and last updated 2022-03-15 06:37:05-04

NASHVILLE, Tenn. (WTVF) — Lawmakers took a hard look Monday at Gov. Bill Lee's new education funding formula.

The Department of Education addressed questions at a Senate Committee hearing.

Some aren't convinced it will work as well as they hoped.

The new Tennessee Investment in Student Achievement (TISA) promises to have money following students.

For two hours in the senate education committee, lawmakers from both parties spoke with state education commissioner Penny Schwinn.

"You are telling me if we want to put $100 million in the base, we would have to appropriate $250 million?" questioned Republican Sen. Bo Watson.

There was some confusion about how increases to the plan would be funded in the future.

Each student would have base funding of $6,860, and there are percentage increases for a specific child's needs.

They're referred to as "weights."
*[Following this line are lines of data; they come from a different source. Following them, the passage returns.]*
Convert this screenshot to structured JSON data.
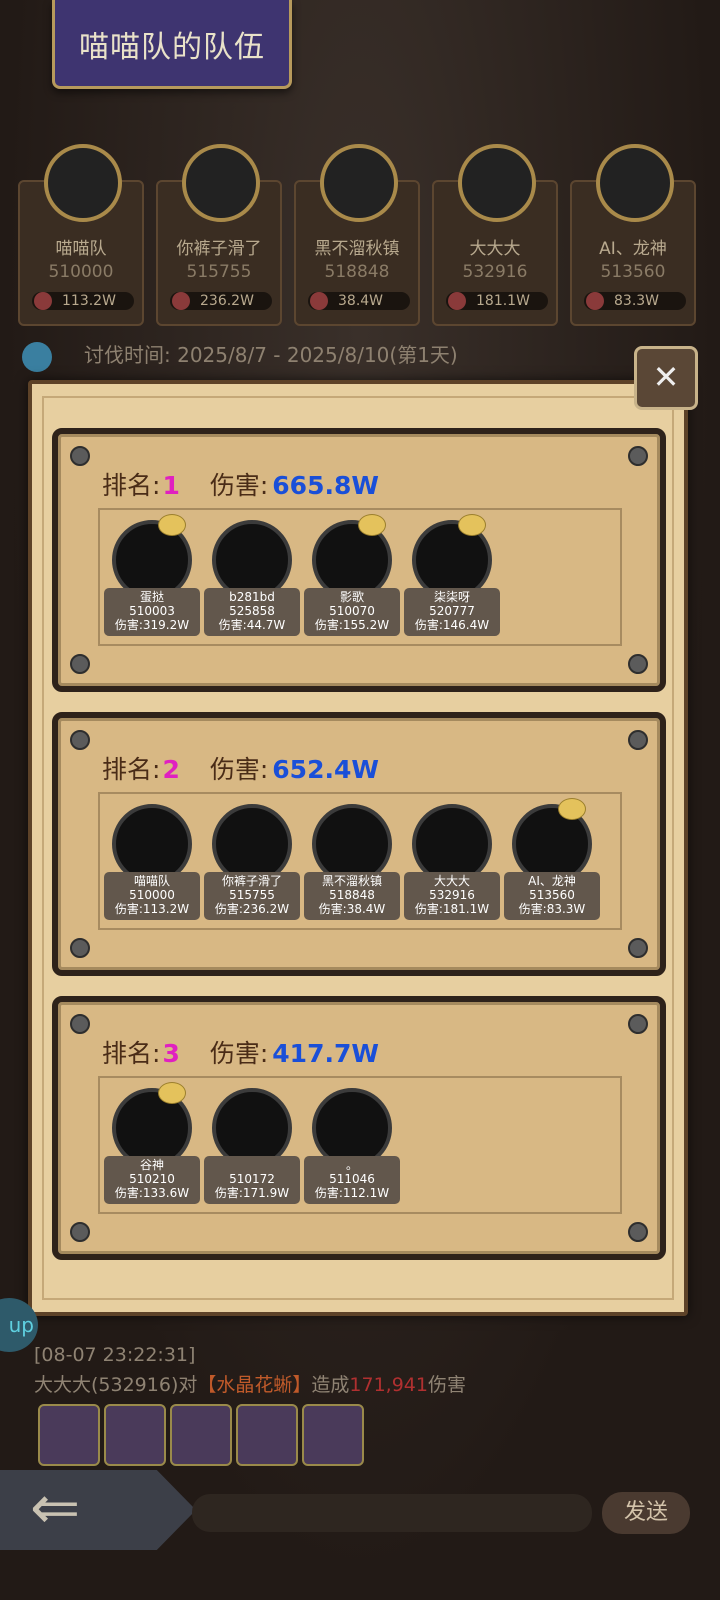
{
  "title": "喵喵队的队伍",
  "team": [
    {
      "name": "喵喵队",
      "id": "510000",
      "damage": "113.2W"
    },
    {
      "name": "你裤子滑了",
      "id": "515755",
      "damage": "236.2W"
    },
    {
      "name": "黑不溜秋镇",
      "id": "518848",
      "damage": "38.4W"
    },
    {
      "name": "大大大",
      "id": "532916",
      "damage": "181.1W"
    },
    {
      "name": "AI、龙神",
      "id": "513560",
      "damage": "83.3W"
    }
  ],
  "crusade_time": "讨伐时间: 2025/8/7 - 2025/8/10(第1天)",
  "rank_label": "排名:",
  "damage_label": "伤害:",
  "ranks": [
    {
      "rank": "1",
      "damage": "665.8W",
      "members": [
        {
          "name": "蛋挞",
          "id": "510003",
          "damage": "伤害:319.2W"
        },
        {
          "name": "b281bd",
          "id": "525858",
          "damage": "伤害:44.7W"
        },
        {
          "name": "影歌",
          "id": "510070",
          "damage": "伤害:155.2W"
        },
        {
          "name": "柒柒呀",
          "id": "520777",
          "damage": "伤害:146.4W"
        }
      ]
    },
    {
      "rank": "2",
      "damage": "652.4W",
      "members": [
        {
          "name": "喵喵队",
          "id": "510000",
          "damage": "伤害:113.2W"
        },
        {
          "name": "你裤子滑了",
          "id": "515755",
          "damage": "伤害:236.2W"
        },
        {
          "name": "黑不溜秋镇",
          "id": "518848",
          "damage": "伤害:38.4W"
        },
        {
          "name": "大大大",
          "id": "532916",
          "damage": "伤害:181.1W"
        },
        {
          "name": "AI、龙神",
          "id": "513560",
          "damage": "伤害:83.3W"
        }
      ]
    },
    {
      "rank": "3",
      "damage": "417.7W",
      "members": [
        {
          "name": "谷神",
          "id": "510210",
          "damage": "伤害:133.6W"
        },
        {
          "name": "",
          "id": "510172",
          "damage": "伤害:171.9W"
        },
        {
          "name": "。",
          "id": "511046",
          "damage": "伤害:112.1W"
        }
      ]
    }
  ],
  "log": {
    "timestamp": "[08-07 23:22:31]",
    "actor": "大大大(532916)对",
    "target": "【水晶花蜥】",
    "verb": "造成",
    "amount": "171,941",
    "suffix": "伤害"
  },
  "send_label": "发送",
  "side_label": "up",
  "colors": {
    "rank": "#e020c0",
    "damage": "#1a4fd8",
    "panel": "#d8b884"
  }
}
That's where the confusion arose in the senate committee.

Lawmakers asked — while funding the base amount for each student — is there additional money needed to be allocated to weights?

Watson wanted to make sure everyone on the committee understood.

"It's really, if we want to appropriate X amount in the base, we have to appropriate for the effects of X amount in the base on the weights. Plus the effect on the direct funding if that's 100%," said Watson.

Commissioner Schwinn replied that is correct.

The state House asked questions about the plan last week.

Nashville Democratic Rep. John Ray Clemmons said he's skeptical of the plan after talking with Schwinn.

"I would encourage every single Tennessean to ask their legislator what is in this legislation and how, whatever Bill Lee is promising is accomplished in the legislation," Rep. Clemmons said. "I guarantee you, their legislator can't tell them. And because it's not there and because it's not feasible."

Rep. Clemmons believes the funding for the new idea may be too little.

He suggested simply increasing the current formula's funding while lawmakers work more on making sure this plan will succeed.

There's also the issue of the potential for tax increases at the local level.

Gov. Lee said no tax increase is required for this program until 2027.

Commissioner Schwinn said an increase could happen sooner if the funding formula doesn't change.